GRAPHICS AND DESIGN designer:
LUKE HAAS Throughout my architectural education, Iâ€™ve developed an interest in graphic design. Above and below are two recent commissions I was given to design the labels and image for two beers by an armature brewer.
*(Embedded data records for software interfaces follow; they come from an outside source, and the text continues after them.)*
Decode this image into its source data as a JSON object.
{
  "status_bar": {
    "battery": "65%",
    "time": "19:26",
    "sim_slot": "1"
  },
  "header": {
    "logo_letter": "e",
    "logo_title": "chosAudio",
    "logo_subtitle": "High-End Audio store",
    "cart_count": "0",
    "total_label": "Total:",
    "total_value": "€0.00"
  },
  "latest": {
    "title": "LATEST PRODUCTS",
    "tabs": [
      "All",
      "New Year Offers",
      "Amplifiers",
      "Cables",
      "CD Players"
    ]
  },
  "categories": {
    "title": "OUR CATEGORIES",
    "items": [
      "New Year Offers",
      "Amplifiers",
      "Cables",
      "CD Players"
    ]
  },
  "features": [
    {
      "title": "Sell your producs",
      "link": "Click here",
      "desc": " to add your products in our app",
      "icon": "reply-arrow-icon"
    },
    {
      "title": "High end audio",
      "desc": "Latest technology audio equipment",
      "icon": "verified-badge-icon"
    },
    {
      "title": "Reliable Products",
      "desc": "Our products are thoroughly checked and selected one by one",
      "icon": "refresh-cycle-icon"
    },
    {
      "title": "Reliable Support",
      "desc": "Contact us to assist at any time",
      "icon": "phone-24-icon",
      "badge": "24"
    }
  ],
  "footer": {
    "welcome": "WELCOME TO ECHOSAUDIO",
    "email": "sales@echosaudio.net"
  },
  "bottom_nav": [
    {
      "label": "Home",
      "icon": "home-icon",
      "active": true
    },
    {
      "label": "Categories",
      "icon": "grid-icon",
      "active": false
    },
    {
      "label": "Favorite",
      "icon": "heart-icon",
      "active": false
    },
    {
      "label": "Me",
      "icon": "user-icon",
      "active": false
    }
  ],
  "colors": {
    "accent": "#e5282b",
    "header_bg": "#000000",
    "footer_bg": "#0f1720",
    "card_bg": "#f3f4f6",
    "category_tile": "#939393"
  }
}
My client was interested in a clean appearance for both products and wanted the graphics to be suggestive of the two brewâ€™s titles, Jurassic Amber and Hail to the Pale.
161 Rivington St. apt 1a New York, NY 10002 317.340.4547 | firstname.lastname@example.org portfolio: www.lkhaas.com
Gray Architecture; Indianapolis, IN 317.926.1962 Internship- June 2010 through August 2010 Design Development and Documentation Presentation Graphics CSO Architects; Indianapolis, IN 317.848.7800 Internships- May 2008 through August 2008; May 2009 through August 2009 Produced and edited drawings using AutoCAD Worked on a project model and created components using Revit Documentation and field dimensioning of existing buildings Indianapolis, IN 317.630.0064 James T. Kienle and Associates; Internship- January 2006 through August 2006; Managed archival of correspondences Managed filing system of building materials
Parsons the New School for Design, School of Constructed Environments; New York, NY Master of Architecture Graduation Date: May 2012 Ball State University; Muncie, IN Bachelor of Science, Cum Laude Graduation Date: May 2010 Major: Architecture
Parsons University Merit Award- continuing scholarship; Dec. 2010 First place award- Cripe Architects + Engineers Competition; Dec. 2009 Second place award- Gresham Smith & Partners Competition; May 2009 First place award- Indiana Concrete Masonry Association Competition; May 2008 Work featured by Archdaily.com, Fastcodesign.com, Metropolismag.com, C3 magazine, and publicly displayed in the Indianapolis Arts Center Gallery
Experienced with design and 3D modeling programs AutoCAD; Revit Architecture; AutoDesk 3d Studio Max; Rhinoceros; Google SketchUp Proficient in utilization of Adobe graphic manipulation software Proficient with Microsoft Word, Excel, and PowerPoint Experienced with employment of CNC fabrication/prototyping techniques Construction experience though the Parsons Design Workshop, design build program Produced and sold freelance graphic design work, including silk screened prints